§ **The task**
Would you output each record exactly as it stands?

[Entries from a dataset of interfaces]
============

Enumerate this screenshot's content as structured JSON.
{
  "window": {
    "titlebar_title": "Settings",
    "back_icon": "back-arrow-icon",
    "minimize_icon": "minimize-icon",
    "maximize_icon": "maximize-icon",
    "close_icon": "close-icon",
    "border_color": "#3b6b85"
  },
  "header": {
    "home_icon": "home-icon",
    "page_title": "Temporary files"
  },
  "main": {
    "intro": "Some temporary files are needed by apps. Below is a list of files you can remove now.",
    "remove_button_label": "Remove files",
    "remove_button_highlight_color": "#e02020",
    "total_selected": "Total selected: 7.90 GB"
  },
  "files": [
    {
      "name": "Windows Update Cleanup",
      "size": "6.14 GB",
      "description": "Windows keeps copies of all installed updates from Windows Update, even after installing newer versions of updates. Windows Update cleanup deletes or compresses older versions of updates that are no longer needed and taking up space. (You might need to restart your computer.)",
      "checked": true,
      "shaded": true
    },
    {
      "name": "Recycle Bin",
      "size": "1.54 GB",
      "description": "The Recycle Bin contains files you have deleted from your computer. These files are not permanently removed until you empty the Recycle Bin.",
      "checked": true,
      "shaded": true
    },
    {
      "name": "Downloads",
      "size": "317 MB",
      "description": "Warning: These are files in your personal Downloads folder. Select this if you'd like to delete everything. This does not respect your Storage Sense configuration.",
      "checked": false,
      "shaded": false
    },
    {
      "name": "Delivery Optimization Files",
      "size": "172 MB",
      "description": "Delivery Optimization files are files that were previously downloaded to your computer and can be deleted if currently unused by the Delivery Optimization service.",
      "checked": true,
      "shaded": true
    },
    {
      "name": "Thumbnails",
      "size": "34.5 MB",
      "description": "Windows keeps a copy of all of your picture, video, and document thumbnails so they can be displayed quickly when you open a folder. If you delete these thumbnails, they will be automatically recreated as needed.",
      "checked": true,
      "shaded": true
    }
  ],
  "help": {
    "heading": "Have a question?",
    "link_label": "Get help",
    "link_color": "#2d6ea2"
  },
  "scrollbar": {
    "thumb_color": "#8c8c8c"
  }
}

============

§ **Finished task**
Enumerate this screenshot's content as structured JSON.
{
  "window": {
    "titlebar_title": "Settings",
    "back_icon": "back-arrow-icon",
    "minimize_icon": "minimize-icon",
    "maximize_icon": "maximize-icon",
    "close_icon": "close-icon",
    "border_color": "#3b6b85"
  },
  "header": {
    "home_icon": "home-icon",
    "page_title": "Temporary files"
  },
  "main": {
    "intro": "Some temporary files are needed by apps. Below is a list of files you can remove now.",
    "remove_button_label": "Remove files",
    "remove_button_highlight_color": "#e02020",
    "total_selected": "Total selected: 7.90 GB"
  },
  "files": [
    {
      "name": "Windows Update Cleanup",
      "size": "6.14 GB",
      "description": "Windows keeps copies of all installed updates from Windows Update, even after installing newer versions of updates. Windows Update cleanup deletes or compresses older versions of updates that are no longer needed and taking up space. (You might need to restart your computer.)",
      "checked": true,
      "shaded": true
    },
    {
      "name": "Recycle Bin",
      "size": "1.54 GB",
      "description": "The Recycle Bin contains files you have deleted from your computer. These files are not permanently removed until you empty the Recycle Bin.",
      "checked": true,
      "shaded": true
    },
    {
      "name": "Downloads",
      "size": "317 MB",
      "description": "Warning: These are files in your personal Downloads folder. Select this if you'd like to delete everything. This does not respect your Storage Sense configuration.",
      "checked": false,
      "shaded": false
    },
    {
      "name": "Delivery Optimization Files",
      "size": "172 MB",
      "description": "Delivery Optimization files are files that were previously downloaded to your computer and can be deleted if currently unused by the Delivery Optimization service.",
      "checked": true,
      "shaded": true
    },
    {
      "name": "Thumbnails",
      "size": "34.5 MB",
      "description": "Windows keeps a copy of all of your picture, video, and document thumbnails so they can be displayed quickly when you open a folder. If you delete these thumbnails, they will be automatically recreated as needed.",
      "checked": true,
      "shaded": true
    }
  ],
  "help": {
    "heading": "Have a question?",
    "link_label": "Get help",
    "link_color": "#2d6ea2"
  },
  "scrollbar": {
    "thumb_color": "#8c8c8c"
  }
}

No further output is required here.